“His Majesty the King, having been graciously pleased to order by proclamation that directions be given by the Army Council for embodying the Territorial Force all men belonging to the said Force are required to report themselves immediately at their Headquarters.”

The military authorities at the Kempston Barracks and the Territorial Headquarters, who had been expecting the order all day, were immediately hard at work sending out notices to the men, and within a few hours a large proportion of Bedford’s able-bodied population were ready to take their place in the line of defence.

A large gang of men was busily engaged with constructing a huge platform in the Ballast Pits Siding near the Kempston-road junction of the Midland Railway, for the entrainment of soldiers and guns in readiness for five special trains to leave on the Saturday morning.

In Ampthill
On the morning of Wednesday, 5th August Bugler Harry King (5th Bedfords’) was ordered to sound the fall-in (click to listen) at the Drill Hall on Dunstable Street. About fifty Territorials of the Ampthill Company reported and then left for Headquarters at Bedford, in charge of Colour Sergeant Bunker. The Ampthill Town Band accompanied them to the station, and a large crowd gave them a hearty send-off, and all of the men went off in good spirits. Whilst the men were entraining the Band played “Auld Lang Syne.”

On arrival at Bedford the Ampthill Company, with those from Luton, Dunstable and Biggleswade, were accommodated at the Roise-street Schoolroom and the Goldington Council School where most of the furniture was turned out into the school yard to make space. By the evening the whole of the men, to the number of about 950, were in town.

200 hundred horses were entrained at Ampthill next morning.

In Ampthill four Boy Scouts were requested to report themselves to the Police Superintendent at 10 a.m. on Friday for messenger service. Four more at 2 p.m., and four more at 6 p.m. Those with bicycles to take them.

Writing in the Ampthill Parish News, the Rev Walter D. May said:

1914.09 APN (2)a

Ampthill Parish News (September 1914)


Horses
In the days to follow the roads and lanes of Bedfordshire echoed with the clop-clop of big country horses as they proceeded in strings to the seat of war. By mid-August the county was literally ransacked for equine. It was particularly hard on the baker or grocer, whose horse and trap is the sole means of conveyance to a wide circle of villages. In the extreme north of Bedfordshire, farmers, travelling drapers, and others to whom horses are very necessary were in considerable trepidation. One farmer took matters philosophically, and offered to sacrifice his old cockerel ‘if it was any use to the Government.’
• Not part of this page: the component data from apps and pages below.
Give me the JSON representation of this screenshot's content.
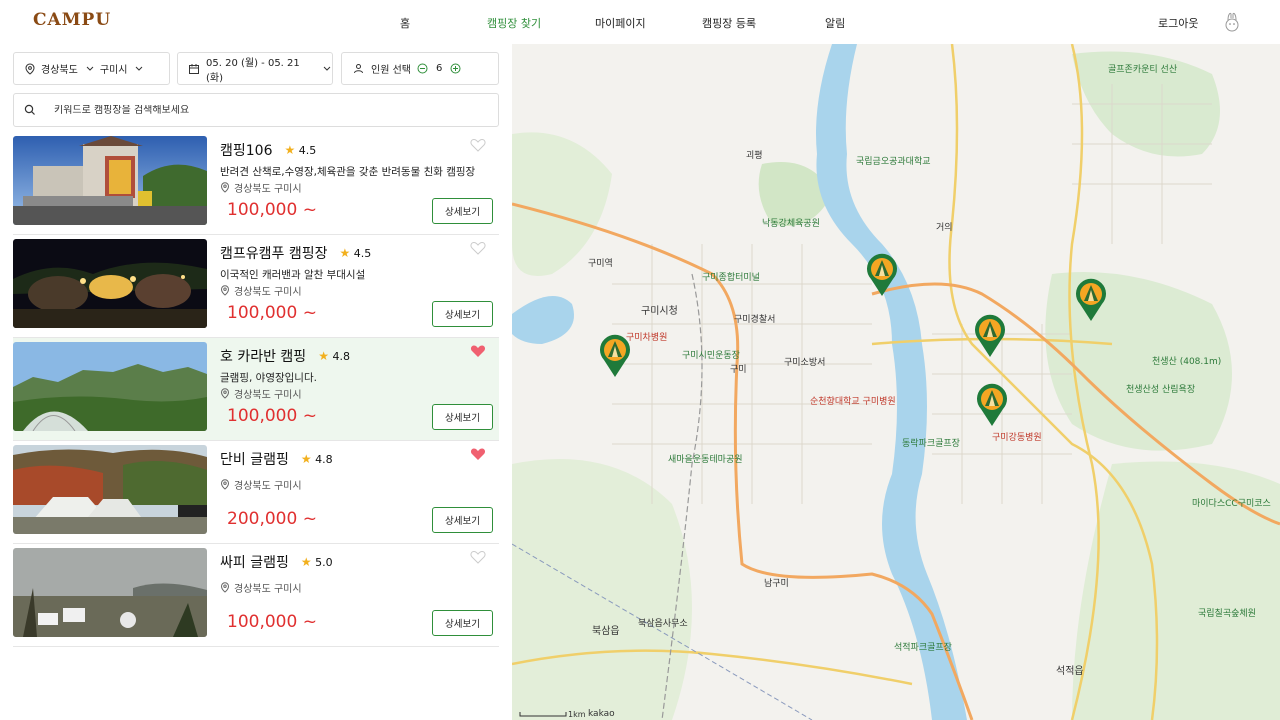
{
  "header": {
    "logo": "CAMPU",
    "nav": [
      {
        "label": "홈",
        "name": "nav-home",
        "active": false
      },
      {
        "label": "캠핑장 찾기",
        "name": "nav-find-campsite",
        "active": true
      },
      {
        "label": "마이페이지",
        "name": "nav-mypage",
        "active": false
      },
      {
        "label": "캠핑장 등록",
        "name": "nav-register-campsite",
        "active": false
      },
      {
        "label": "알림",
        "name": "nav-notifications",
        "active": false
      }
    ],
    "logout": "로그아웃"
  },
  "filters": {
    "province": "경상북도",
    "city": "구미시",
    "dates": "05. 20 (월) - 05. 21 (화)",
    "people_label": "인원 선택",
    "people_count": "6"
  },
  "search": {
    "placeholder": "키워드로 캠핑장을 검색해보세요"
  },
  "listings": [
    {
      "name": "캠핑106",
      "rating": "4.5",
      "desc": "반려견 산책로,수영장,체육관을 갖춘 반려동물 친화 캠핑장",
      "location": "경상북도 구미시",
      "price": "100,000 ~",
      "liked": false,
      "button": "상세보기",
      "highlight": false
    },
    {
      "name": "캠프유캠푸 캠핑장",
      "rating": "4.5",
      "desc": "이국적인 캐러밴과 알찬 부대시설",
      "location": "경상북도 구미시",
      "price": "100,000 ~",
      "liked": false,
      "button": "상세보기",
      "highlight": false
    },
    {
      "name": "호 카라반 캠핑",
      "rating": "4.8",
      "desc": "글램핑, 야영장입니다.",
      "location": "경상북도 구미시",
      "price": "100,000 ~",
      "liked": true,
      "button": "상세보기",
      "highlight": true
    },
    {
      "name": "단비 글램핑",
      "rating": "4.8",
      "desc": "",
      "location": "경상북도 구미시",
      "price": "200,000 ~",
      "liked": true,
      "button": "상세보기",
      "highlight": false
    },
    {
      "name": "싸피 글램핑",
      "rating": "5.0",
      "desc": "",
      "location": "경상북도 구미시",
      "price": "100,000 ~",
      "liked": false,
      "button": "상세보기",
      "highlight": false
    }
  ],
  "map": {
    "labels": [
      {
        "text": "구미역",
        "cls": ""
      },
      {
        "text": "구미시청",
        "cls": ""
      },
      {
        "text": "구미종합터미널",
        "cls": "g"
      },
      {
        "text": "구미경찰서",
        "cls": ""
      },
      {
        "text": "구미소방서",
        "cls": ""
      },
      {
        "text": "순천향대학교 구미병원",
        "cls": "r"
      },
      {
        "text": "구미시민운동장",
        "cls": "g"
      },
      {
        "text": "낙동강체육공원",
        "cls": "g"
      },
      {
        "text": "국립금오공과대학교",
        "cls": "g"
      },
      {
        "text": "구미강동병원",
        "cls": "r"
      },
      {
        "text": "천생산 (408.1m)",
        "cls": "g"
      },
      {
        "text": "천생산성 산림욕장",
        "cls": "g"
      },
      {
        "text": "마이다스CC구미코스",
        "cls": "g"
      },
      {
        "text": "국립칠곡숲체원",
        "cls": "g"
      },
      {
        "text": "남구미",
        "cls": ""
      },
      {
        "text": "북삼읍",
        "cls": ""
      },
      {
        "text": "북삼읍사무소",
        "cls": ""
      },
      {
        "text": "석적읍",
        "cls": ""
      },
      {
        "text": "골프존카운티 선산",
        "cls": "g"
      },
      {
        "text": "동락파크골프장",
        "cls": "g"
      },
      {
        "text": "새마을운동테마공원",
        "cls": "g"
      },
      {
        "text": "석적파크골프장",
        "cls": "g"
      },
      {
        "text": "구미차병원",
        "cls": "r"
      },
      {
        "text": "괴평",
        "cls": ""
      },
      {
        "text": "거의",
        "cls": ""
      },
      {
        "text": "구미",
        "cls": ""
      }
    ],
    "scale": "1km",
    "brand": "kakao"
  },
  "colors": {
    "accent": "#2f8f3a",
    "price": "#e03030",
    "heart": "#f06070",
    "star": "#f2b01e",
    "logo": "#8a4a14"
  }
}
1914.08.15 ADN (2)

Ampthill & District News (August 15, 1914)


British Red Cross Society
The Lady Margaret Ampthill has published a list of generous offers of support which the Bedfordshire Branch of the British Red Cross Society had . The offers include buildings promised as temporary hospitals, accommodation and convalescent homes

1914.08.21 BS

Bedfordshire Standard – August 21, 1914

 

Read September 1914

Source: 

The Bedfordshire Standard; Ampthill & District News. The original broadsheets are part of the Bedfordshire & Luton Archive.

Ampthill Parish Magazine
Commonwealth War Graves Commission
RBL Roll of Honour
Ancestry.com
The National Archives
Bedsatwar blog
Bedsathome blog
Home Rule for Ampthill – Andrew Underwood (1974)

Www.bedfordshireregiment.co.uk

#IWMSTORIES

 

Text and images copyright S.Hartley (2015-)

Care is taken to ensure accuracy – please accept my apologies if the content contains any errors.


Ampthill Armistice100

As part of Ampthill Armistice100 join us on 12th or 13th October for the WWI Living History Encampment in Ampthill Great Park.

 

This slideshow requires JavaScript.

Click here to download a copy of the Ampthill Armistice100 programme.

Please email Stephen Hartley if you would like to know more about Ampthill Armistice100 or volunteer.
Continue reading